(Element data from apps and pages)
↓↓↓

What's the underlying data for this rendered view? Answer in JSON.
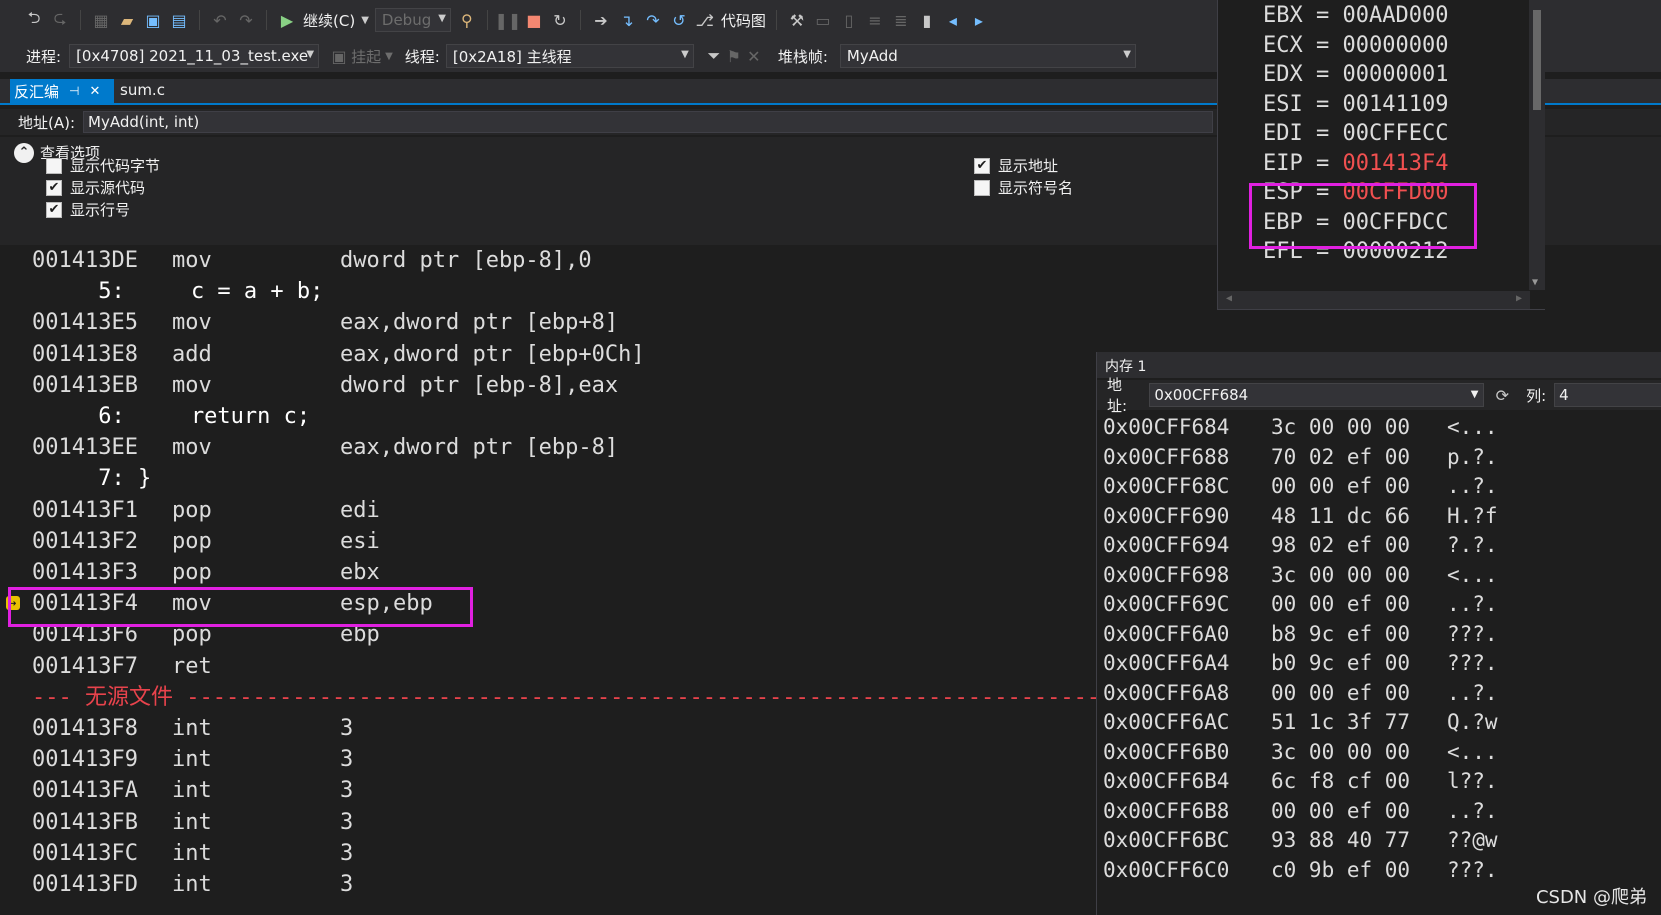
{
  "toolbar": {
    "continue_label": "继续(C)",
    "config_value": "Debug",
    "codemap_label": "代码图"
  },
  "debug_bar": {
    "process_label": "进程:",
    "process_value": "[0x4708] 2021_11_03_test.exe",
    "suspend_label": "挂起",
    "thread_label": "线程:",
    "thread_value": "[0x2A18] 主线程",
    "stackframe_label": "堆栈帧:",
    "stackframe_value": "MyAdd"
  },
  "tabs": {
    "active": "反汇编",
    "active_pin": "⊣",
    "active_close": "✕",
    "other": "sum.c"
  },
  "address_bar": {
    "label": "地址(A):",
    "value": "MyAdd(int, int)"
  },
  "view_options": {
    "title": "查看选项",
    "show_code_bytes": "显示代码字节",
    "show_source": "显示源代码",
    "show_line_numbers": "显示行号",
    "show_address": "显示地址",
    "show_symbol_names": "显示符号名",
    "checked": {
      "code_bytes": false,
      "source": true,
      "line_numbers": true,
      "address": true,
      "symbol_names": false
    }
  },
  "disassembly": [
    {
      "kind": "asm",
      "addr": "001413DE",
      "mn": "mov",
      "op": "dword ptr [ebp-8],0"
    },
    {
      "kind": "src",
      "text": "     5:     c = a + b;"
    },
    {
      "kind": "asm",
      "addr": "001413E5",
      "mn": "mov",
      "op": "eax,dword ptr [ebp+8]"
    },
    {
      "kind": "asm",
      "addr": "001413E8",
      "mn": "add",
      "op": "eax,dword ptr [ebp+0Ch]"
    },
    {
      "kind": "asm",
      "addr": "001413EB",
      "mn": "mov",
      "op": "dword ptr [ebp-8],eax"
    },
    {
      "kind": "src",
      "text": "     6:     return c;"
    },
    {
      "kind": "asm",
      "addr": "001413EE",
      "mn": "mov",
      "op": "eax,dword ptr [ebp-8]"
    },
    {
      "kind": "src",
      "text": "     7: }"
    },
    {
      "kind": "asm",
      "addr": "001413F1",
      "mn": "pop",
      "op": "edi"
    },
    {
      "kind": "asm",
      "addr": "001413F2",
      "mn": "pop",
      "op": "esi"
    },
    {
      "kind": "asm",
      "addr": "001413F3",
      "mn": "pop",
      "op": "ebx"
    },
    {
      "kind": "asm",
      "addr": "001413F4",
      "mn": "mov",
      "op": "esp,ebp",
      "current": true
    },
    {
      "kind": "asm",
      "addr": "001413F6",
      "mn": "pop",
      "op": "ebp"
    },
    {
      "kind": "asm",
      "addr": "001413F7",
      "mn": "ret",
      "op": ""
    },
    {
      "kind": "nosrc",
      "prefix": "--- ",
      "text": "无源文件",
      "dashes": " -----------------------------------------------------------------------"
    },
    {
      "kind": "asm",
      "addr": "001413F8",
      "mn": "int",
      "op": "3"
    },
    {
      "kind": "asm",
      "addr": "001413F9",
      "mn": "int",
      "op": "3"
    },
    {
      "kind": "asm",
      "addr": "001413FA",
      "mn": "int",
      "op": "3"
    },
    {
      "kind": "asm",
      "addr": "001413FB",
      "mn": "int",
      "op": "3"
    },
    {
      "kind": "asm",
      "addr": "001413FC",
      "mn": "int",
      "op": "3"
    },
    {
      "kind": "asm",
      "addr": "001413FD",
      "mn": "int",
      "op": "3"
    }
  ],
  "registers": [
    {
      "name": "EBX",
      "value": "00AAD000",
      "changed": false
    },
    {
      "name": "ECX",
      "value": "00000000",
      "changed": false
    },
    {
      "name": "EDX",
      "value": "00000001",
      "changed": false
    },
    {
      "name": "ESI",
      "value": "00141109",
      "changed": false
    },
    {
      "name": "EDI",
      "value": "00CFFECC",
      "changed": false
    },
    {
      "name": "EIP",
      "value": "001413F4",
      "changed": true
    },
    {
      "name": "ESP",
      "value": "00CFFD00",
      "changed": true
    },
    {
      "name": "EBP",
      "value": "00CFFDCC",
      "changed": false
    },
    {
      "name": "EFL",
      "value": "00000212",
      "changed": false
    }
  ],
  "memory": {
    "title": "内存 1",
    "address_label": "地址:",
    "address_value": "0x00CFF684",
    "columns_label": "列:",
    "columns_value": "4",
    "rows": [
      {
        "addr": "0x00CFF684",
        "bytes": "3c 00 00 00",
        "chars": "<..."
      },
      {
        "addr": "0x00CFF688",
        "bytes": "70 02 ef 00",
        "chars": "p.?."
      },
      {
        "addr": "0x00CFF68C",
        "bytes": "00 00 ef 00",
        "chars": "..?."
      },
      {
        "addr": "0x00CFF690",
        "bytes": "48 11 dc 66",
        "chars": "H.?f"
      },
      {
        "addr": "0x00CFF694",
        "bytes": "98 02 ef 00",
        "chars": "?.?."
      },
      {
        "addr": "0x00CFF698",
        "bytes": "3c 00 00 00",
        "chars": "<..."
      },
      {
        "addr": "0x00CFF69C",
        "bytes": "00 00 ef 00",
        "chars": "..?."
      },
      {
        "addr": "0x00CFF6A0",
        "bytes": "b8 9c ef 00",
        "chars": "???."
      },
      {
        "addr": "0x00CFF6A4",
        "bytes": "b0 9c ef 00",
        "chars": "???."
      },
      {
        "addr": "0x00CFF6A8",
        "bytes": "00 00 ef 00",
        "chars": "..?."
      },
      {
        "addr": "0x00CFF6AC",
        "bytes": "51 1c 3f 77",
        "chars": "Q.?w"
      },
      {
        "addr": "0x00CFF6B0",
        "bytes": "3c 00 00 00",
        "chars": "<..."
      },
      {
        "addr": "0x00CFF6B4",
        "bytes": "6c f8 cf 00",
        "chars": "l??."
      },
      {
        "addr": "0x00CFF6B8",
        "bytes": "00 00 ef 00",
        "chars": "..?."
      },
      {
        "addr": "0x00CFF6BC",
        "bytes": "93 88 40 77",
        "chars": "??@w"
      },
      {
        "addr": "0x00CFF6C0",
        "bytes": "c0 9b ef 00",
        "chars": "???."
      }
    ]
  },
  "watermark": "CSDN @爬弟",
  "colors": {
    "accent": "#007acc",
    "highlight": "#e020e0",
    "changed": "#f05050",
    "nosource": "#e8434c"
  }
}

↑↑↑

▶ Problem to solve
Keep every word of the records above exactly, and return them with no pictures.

▶ Response area
What's the underlying data for this rendered view? Answer in JSON.
{
  "toolbar": {
    "continue_label": "继续(C)",
    "config_value": "Debug",
    "codemap_label": "代码图"
  },
  "debug_bar": {
    "process_label": "进程:",
    "process_value": "[0x4708] 2021_11_03_test.exe",
    "suspend_label": "挂起",
    "thread_label": "线程:",
    "thread_value": "[0x2A18] 主线程",
    "stackframe_label": "堆栈帧:",
    "stackframe_value": "MyAdd"
  },
  "tabs": {
    "active": "反汇编",
    "active_pin": "⊣",
    "active_close": "✕",
    "other": "sum.c"
  },
  "address_bar": {
    "label": "地址(A):",
    "value": "MyAdd(int, int)"
  },
  "view_options": {
    "title": "查看选项",
    "show_code_bytes": "显示代码字节",
    "show_source": "显示源代码",
    "show_line_numbers": "显示行号",
    "show_address": "显示地址",
    "show_symbol_names": "显示符号名",
    "checked": {
      "code_bytes": false,
      "source": true,
      "line_numbers": true,
      "address": true,
      "symbol_names": false
    }
  },
  "disassembly": [
    {
      "kind": "asm",
      "addr": "001413DE",
      "mn": "mov",
      "op": "dword ptr [ebp-8],0"
    },
    {
      "kind": "src",
      "text": "     5:     c = a + b;"
    },
    {
      "kind": "asm",
      "addr": "001413E5",
      "mn": "mov",
      "op": "eax,dword ptr [ebp+8]"
    },
    {
      "kind": "asm",
      "addr": "001413E8",
      "mn": "add",
      "op": "eax,dword ptr [ebp+0Ch]"
    },
    {
      "kind": "asm",
      "addr": "001413EB",
      "mn": "mov",
      "op": "dword ptr [ebp-8],eax"
    },
    {
      "kind": "src",
      "text": "     6:     return c;"
    },
    {
      "kind": "asm",
      "addr": "001413EE",
      "mn": "mov",
      "op": "eax,dword ptr [ebp-8]"
    },
    {
      "kind": "src",
      "text": "     7: }"
    },
    {
      "kind": "asm",
      "addr": "001413F1",
      "mn": "pop",
      "op": "edi"
    },
    {
      "kind": "asm",
      "addr": "001413F2",
      "mn": "pop",
      "op": "esi"
    },
    {
      "kind": "asm",
      "addr": "001413F3",
      "mn": "pop",
      "op": "ebx"
    },
    {
      "kind": "asm",
      "addr": "001413F4",
      "mn": "mov",
      "op": "esp,ebp",
      "current": true
    },
    {
      "kind": "asm",
      "addr": "001413F6",
      "mn": "pop",
      "op": "ebp"
    },
    {
      "kind": "asm",
      "addr": "001413F7",
      "mn": "ret",
      "op": ""
    },
    {
      "kind": "nosrc",
      "prefix": "--- ",
      "text": "无源文件",
      "dashes": " -----------------------------------------------------------------------"
    },
    {
      "kind": "asm",
      "addr": "001413F8",
      "mn": "int",
      "op": "3"
    },
    {
      "kind": "asm",
      "addr": "001413F9",
      "mn": "int",
      "op": "3"
    },
    {
      "kind": "asm",
      "addr": "001413FA",
      "mn": "int",
      "op": "3"
    },
    {
      "kind": "asm",
      "addr": "001413FB",
      "mn": "int",
      "op": "3"
    },
    {
      "kind": "asm",
      "addr": "001413FC",
      "mn": "int",
      "op": "3"
    },
    {
      "kind": "asm",
      "addr": "001413FD",
      "mn": "int",
      "op": "3"
    }
  ],
  "registers": [
    {
      "name": "EBX",
      "value": "00AAD000",
      "changed": false
    },
    {
      "name": "ECX",
      "value": "00000000",
      "changed": false
    },
    {
      "name": "EDX",
      "value": "00000001",
      "changed": false
    },
    {
      "name": "ESI",
      "value": "00141109",
      "changed": false
    },
    {
      "name": "EDI",
      "value": "00CFFECC",
      "changed": false
    },
    {
      "name": "EIP",
      "value": "001413F4",
      "changed": true
    },
    {
      "name": "ESP",
      "value": "00CFFD00",
      "changed": true
    },
    {
      "name": "EBP",
      "value": "00CFFDCC",
      "changed": false
    },
    {
      "name": "EFL",
      "value": "00000212",
      "changed": false
    }
  ],
  "memory": {
    "title": "内存 1",
    "address_label": "地址:",
    "address_value": "0x00CFF684",
    "columns_label": "列:",
    "columns_value": "4",
    "rows": [
      {
        "addr": "0x00CFF684",
        "bytes": "3c 00 00 00",
        "chars": "<..."
      },
      {
        "addr": "0x00CFF688",
        "bytes": "70 02 ef 00",
        "chars": "p.?."
      },
      {
        "addr": "0x00CFF68C",
        "bytes": "00 00 ef 00",
        "chars": "..?."
      },
      {
        "addr": "0x00CFF690",
        "bytes": "48 11 dc 66",
        "chars": "H.?f"
      },
      {
        "addr": "0x00CFF694",
        "bytes": "98 02 ef 00",
        "chars": "?.?."
      },
      {
        "addr": "0x00CFF698",
        "bytes": "3c 00 00 00",
        "chars": "<..."
      },
      {
        "addr": "0x00CFF69C",
        "bytes": "00 00 ef 00",
        "chars": "..?."
      },
      {
        "addr": "0x00CFF6A0",
        "bytes": "b8 9c ef 00",
        "chars": "???."
      },
      {
        "addr": "0x00CFF6A4",
        "bytes": "b0 9c ef 00",
        "chars": "???."
      },
      {
        "addr": "0x00CFF6A8",
        "bytes": "00 00 ef 00",
        "chars": "..?."
      },
      {
        "addr": "0x00CFF6AC",
        "bytes": "51 1c 3f 77",
        "chars": "Q.?w"
      },
      {
        "addr": "0x00CFF6B0",
        "bytes": "3c 00 00 00",
        "chars": "<..."
      },
      {
        "addr": "0x00CFF6B4",
        "bytes": "6c f8 cf 00",
        "chars": "l??."
      },
      {
        "addr": "0x00CFF6B8",
        "bytes": "00 00 ef 00",
        "chars": "..?."
      },
      {
        "addr": "0x00CFF6BC",
        "bytes": "93 88 40 77",
        "chars": "??@w"
      },
      {
        "addr": "0x00CFF6C0",
        "bytes": "c0 9b ef 00",
        "chars": "???."
      }
    ]
  },
  "watermark": "CSDN @爬弟",
  "colors": {
    "accent": "#007acc",
    "highlight": "#e020e0",
    "changed": "#f05050",
    "nosource": "#e8434c"
  }
}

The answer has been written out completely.